Robinson was flying his A-1E Skyraider on a close air support mission
over Saravane Province, Laos, on June 4, 1967, when he was struck by
enemy ground fire.  His aircraft pitched up abruptly, struck the wing of
another aircraft, went into an inverted spin and crashed amid an
explosion.  None of the other pilots in the flight reported seeing a
parachute nor hearing emergency beeper signals.  Hostile threats in the
area prevented air or ground searches of the crash site.
In early 1988, representatives of the Laotian government turned over
remains to the U. S. Joint Casualty Resolution Center, the unit leading
joint recovery operations in Southeast Asia at the time.  A joint
U.S./Lao team traveled to the area of the crash site in November 1993,
interviewed villagers, surveyed the area and recovered skeletal
fragments, aircraft wreckage and pilot-related equipment.  Then in

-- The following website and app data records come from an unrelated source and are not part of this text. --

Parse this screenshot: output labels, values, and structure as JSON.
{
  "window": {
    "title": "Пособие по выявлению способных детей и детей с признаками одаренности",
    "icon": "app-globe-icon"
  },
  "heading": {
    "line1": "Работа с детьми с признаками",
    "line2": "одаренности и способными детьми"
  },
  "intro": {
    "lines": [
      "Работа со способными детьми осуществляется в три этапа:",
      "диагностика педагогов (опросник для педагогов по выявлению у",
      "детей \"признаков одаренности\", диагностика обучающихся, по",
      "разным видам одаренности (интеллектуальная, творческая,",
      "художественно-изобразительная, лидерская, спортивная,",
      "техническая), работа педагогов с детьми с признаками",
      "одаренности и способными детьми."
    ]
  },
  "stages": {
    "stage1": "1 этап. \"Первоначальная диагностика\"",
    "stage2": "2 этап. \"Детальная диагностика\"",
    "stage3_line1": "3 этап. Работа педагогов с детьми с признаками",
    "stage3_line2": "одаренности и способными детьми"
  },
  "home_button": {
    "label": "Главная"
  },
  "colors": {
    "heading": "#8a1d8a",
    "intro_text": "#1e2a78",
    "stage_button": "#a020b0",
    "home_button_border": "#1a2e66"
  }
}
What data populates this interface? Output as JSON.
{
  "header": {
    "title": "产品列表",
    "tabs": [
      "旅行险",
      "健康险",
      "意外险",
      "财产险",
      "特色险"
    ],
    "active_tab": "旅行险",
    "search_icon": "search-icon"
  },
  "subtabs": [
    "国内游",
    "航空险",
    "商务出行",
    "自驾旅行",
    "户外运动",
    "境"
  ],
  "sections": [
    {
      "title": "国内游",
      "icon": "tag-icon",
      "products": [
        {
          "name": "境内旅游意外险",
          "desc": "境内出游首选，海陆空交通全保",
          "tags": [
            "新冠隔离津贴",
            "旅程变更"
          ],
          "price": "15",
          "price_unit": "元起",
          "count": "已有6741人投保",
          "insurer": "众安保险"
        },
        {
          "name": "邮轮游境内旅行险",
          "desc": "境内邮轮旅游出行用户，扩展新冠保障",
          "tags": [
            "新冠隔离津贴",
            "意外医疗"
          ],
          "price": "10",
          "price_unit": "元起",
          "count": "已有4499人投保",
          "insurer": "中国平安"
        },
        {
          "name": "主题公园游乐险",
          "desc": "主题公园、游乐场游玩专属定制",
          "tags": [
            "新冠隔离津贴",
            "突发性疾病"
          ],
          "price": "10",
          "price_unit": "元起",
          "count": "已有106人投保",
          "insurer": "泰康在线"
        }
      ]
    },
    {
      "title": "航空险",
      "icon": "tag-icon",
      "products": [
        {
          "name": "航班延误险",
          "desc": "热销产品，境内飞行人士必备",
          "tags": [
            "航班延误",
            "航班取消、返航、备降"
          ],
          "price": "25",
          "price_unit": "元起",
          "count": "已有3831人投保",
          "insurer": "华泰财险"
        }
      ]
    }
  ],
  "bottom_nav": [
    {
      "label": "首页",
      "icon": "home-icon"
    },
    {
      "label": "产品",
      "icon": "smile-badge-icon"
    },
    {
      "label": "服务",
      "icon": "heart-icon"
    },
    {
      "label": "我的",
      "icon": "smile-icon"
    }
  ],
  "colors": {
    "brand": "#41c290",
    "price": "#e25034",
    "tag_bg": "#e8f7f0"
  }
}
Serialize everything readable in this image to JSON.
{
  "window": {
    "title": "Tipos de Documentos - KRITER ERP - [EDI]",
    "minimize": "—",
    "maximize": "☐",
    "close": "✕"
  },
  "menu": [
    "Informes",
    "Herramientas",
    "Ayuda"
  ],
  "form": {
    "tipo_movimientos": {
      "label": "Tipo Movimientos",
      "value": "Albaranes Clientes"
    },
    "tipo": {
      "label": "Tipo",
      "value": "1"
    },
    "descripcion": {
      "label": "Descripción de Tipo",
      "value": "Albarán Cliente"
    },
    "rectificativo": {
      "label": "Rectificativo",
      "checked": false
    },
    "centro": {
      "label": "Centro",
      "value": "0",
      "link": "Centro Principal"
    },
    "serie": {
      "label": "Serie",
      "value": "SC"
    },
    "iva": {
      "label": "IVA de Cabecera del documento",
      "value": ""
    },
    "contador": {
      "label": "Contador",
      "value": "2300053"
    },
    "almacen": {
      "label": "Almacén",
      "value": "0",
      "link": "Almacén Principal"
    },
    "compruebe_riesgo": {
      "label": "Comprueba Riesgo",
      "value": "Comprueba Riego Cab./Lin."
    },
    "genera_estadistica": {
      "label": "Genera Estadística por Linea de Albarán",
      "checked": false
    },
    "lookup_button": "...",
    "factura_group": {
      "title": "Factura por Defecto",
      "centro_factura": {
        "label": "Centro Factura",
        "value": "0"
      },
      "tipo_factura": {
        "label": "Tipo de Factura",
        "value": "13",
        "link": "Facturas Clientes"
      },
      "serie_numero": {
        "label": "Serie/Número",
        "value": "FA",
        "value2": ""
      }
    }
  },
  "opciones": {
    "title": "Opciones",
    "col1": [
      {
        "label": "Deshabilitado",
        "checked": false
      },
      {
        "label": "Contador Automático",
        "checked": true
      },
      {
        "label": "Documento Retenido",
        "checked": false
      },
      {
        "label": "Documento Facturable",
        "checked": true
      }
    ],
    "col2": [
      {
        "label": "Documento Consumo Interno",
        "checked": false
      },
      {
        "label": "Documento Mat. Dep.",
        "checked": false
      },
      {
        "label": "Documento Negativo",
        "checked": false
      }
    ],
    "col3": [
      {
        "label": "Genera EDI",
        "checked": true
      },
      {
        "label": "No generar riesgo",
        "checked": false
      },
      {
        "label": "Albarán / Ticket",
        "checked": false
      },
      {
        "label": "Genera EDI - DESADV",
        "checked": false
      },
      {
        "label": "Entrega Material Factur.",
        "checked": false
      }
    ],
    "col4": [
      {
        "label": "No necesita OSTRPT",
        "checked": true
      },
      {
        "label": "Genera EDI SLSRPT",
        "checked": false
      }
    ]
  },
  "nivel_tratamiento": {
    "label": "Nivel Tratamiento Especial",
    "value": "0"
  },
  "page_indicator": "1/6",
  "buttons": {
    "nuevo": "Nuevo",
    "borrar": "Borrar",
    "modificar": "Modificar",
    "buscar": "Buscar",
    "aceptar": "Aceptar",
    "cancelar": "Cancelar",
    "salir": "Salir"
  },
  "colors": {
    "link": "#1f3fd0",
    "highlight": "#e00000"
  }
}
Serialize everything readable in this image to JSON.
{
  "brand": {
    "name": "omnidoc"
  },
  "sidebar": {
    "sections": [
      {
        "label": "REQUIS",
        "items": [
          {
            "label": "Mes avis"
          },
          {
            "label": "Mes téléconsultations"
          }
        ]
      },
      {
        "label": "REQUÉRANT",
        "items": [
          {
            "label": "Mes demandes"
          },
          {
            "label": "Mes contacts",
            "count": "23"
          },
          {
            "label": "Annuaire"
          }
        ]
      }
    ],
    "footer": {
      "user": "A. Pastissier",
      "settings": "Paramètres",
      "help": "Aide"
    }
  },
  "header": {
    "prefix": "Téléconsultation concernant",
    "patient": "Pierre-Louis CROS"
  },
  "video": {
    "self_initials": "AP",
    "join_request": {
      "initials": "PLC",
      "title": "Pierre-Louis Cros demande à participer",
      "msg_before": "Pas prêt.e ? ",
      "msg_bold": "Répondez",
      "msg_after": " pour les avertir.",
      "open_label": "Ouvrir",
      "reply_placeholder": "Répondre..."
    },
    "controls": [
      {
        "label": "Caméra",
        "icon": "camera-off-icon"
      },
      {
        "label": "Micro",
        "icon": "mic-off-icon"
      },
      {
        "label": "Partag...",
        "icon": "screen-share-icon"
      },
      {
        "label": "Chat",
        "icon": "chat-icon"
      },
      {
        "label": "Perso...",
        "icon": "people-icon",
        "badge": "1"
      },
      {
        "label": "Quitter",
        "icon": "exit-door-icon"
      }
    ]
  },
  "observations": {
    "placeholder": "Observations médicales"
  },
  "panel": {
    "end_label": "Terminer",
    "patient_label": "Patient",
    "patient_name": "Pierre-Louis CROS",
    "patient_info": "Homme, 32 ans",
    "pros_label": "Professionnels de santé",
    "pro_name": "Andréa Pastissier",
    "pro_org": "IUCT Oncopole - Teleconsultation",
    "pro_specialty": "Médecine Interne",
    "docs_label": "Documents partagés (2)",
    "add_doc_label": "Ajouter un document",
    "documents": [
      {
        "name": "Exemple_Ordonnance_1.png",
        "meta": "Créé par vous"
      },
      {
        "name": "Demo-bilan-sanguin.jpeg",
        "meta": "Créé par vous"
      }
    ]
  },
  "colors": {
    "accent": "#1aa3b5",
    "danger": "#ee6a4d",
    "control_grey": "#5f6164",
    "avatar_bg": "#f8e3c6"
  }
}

January 1998, a second joint team excavated the site and recovered more
remains and personal eq uipment.
Martin and James were flying a forward air control mission over Cambodia
on April 18, 1973, when they descended below a 6,000-foot layer of haze
in their F-4E Phantom.   They radioed they had the target in sight, but
their wingman was unable to maintain visual contact.  He asked Martin
and James to give him an automatic direction-finder signal but there was
no response.  On several passes over the target, the wingman noted fires
and explosions near the target area.  There were no parachutes sighted,
nor emergency beeper signals.  Enemy activity in the area prevented a
ground search, but aerial reconnaissance the following day noted
aircraft debris at the site.
In 1993, 1995 and 1997, three joint U.S./Cambodian teams developed leads
through interviews with local villagers and surveys of the crash site.
The informants noted that the crash site had been heavily scavenged and
that remains had been present at one time.  Then in January 1998, a
joint team excavated the site where they found remains amid numerous
pieces of aircraft wreckage. Anthropological analysis of the remains and
other evidence by the U.S. Army Central Identification Laboratory,
Hawaii confirmed the identification of all six of these servicemen.
With the accounting of these six, there are now 2,063 Americans
unaccounted-for from the Vietnam War.  Since the release of American
POWs in 1973, 520 MIAs from Southeast Asia have been accounted-for and
returned to their families for burial with full military honors.
The U.S. government welcomes and appreciates the cooperation of
the governments of the Socialist Republic of Vietnam, the Lao People's
Democratic Republic, and the Kingdom of Cambodia that resulted in the
accounting of these servicemen.  We hope that such cooperation will
bring increased results in the future.  Achieving the fullest possible
accounting for these Americans is of the highest national priority.
At Long Last, Word on a Missing Son
Md. Pilot Was MIA in Vietnam
By Steve Vogel
Washington Post Staff Writer
Monday, April 19, 1999; Page B03
David Hodges loved flying so much that by the time he graduated from
Bethesda-Chevy Chase High School in 1955, he had already received both a
private pilot's and a commercial airman's license.....